PER DISCUSSION WITH FRDC (Crispian Ashby) THIS FULL APPLICATION IS UPDATED AND RESUBMITTED.
Many Australian fisheries offer both yield and productivity growth, from two sources: - better use of their harvest, and broader harvest of underutilised species. Both options will deliver higher returns to fishers if collective planning and effort is harnessed with smart value adding.
The low A$ makes export (and potential reimport) of these value added products more attractive.
Demand for seafood in Asian consumer markets continues to grow strongly, reflecting the emergence of the Asian middleclass. This global megatrend is now directly creating opportunities for Australian seafood suppliers and consumers. In the last two years as the A$ currency has weakened significantly and domestic seafood demand has expanded further, many fisheries (e.g. SA King Prawn, NSW Whiting, Skull Island King Prawn) have started to export product to Asia for processing, and / or sale and reimport to Australia. New brands are appearing on Australian seafood shelves supplied (partially) by reimported product (e.g. MSC certified Skull Island King Prawns from the Gulf of Carpentaria). In addition to reimported product, the seafood importers (who supply >70% of seafood consumed in Australia) are finding it increasingly difficult to complete with Asian consumers to secure volume for their Australian based customers.
In recent years some fisheries (eg ETBF, SESSF) have not harvested their allocated TACs. For some SESSF species less than 50% of the quota is landed. In 2014/15 the SESSF landed 10,925t from a TACC of 26,086t, only 42% of TACC. There will likely be similar yield growth options in state and territory fisheries.
In 2001 Qld DPI completed a study (FRDC 1999/347) identifying underutilised species attractive for export to Asian consumer markets. Many species and markets identified remain targets for this proposal.
Many proposed solutions to increase yield and fishery returns address only the costs of fishery access and the cost of the harvest (on boat costs, fuel, etc).

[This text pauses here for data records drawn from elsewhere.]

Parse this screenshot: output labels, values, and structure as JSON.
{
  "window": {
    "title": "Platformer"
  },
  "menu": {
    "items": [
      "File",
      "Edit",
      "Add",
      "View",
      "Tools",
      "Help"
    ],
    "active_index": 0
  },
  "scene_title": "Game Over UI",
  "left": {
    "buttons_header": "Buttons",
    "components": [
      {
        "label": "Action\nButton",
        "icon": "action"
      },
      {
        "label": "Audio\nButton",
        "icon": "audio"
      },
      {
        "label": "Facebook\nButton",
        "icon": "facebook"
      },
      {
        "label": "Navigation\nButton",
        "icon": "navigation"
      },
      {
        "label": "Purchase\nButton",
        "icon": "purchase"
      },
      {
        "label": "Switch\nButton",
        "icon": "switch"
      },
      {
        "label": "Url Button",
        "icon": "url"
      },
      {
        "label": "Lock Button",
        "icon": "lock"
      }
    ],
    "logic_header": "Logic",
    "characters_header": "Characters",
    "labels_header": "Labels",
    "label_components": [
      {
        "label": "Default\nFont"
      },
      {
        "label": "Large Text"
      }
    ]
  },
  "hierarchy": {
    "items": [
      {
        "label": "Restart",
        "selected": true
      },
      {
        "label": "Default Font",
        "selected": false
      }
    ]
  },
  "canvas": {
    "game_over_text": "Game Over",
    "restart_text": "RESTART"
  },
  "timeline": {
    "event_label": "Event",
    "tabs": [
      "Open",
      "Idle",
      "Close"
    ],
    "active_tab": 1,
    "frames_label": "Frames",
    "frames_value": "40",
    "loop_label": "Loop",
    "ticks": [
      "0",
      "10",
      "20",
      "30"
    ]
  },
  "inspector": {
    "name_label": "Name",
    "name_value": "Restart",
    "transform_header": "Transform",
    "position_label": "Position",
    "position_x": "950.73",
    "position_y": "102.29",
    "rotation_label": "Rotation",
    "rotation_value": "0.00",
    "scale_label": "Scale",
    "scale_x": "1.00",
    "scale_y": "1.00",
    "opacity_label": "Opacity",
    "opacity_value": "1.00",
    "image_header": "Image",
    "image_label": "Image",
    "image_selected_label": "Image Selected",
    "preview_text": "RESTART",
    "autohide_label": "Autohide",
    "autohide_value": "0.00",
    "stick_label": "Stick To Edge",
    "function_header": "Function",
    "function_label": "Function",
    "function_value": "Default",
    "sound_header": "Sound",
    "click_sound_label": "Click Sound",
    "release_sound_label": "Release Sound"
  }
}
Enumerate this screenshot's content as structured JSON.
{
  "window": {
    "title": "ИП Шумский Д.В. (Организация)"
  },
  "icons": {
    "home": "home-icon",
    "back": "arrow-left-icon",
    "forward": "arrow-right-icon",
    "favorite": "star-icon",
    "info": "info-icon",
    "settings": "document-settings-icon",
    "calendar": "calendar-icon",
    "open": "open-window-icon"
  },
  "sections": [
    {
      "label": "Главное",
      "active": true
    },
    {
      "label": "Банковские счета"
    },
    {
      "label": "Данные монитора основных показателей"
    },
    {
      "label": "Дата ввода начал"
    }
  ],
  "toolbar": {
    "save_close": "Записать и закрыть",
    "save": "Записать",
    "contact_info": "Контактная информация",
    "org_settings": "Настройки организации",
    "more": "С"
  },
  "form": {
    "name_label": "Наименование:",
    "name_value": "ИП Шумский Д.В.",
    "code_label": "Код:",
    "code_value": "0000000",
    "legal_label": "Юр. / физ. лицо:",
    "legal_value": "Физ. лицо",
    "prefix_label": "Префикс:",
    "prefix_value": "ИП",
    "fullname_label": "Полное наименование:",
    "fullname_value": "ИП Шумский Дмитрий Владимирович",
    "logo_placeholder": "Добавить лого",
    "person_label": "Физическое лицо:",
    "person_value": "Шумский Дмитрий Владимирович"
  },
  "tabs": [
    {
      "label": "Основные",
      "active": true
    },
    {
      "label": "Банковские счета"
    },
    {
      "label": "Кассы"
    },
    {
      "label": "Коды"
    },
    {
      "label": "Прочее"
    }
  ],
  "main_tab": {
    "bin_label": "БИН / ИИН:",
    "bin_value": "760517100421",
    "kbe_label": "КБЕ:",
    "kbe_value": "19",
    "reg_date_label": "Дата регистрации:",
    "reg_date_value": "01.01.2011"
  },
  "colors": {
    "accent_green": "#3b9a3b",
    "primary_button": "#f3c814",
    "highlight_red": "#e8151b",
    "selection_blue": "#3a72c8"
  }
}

This EOI takes a different, strategic and novel approach, based on the real economic and competitive circumstances outlined above.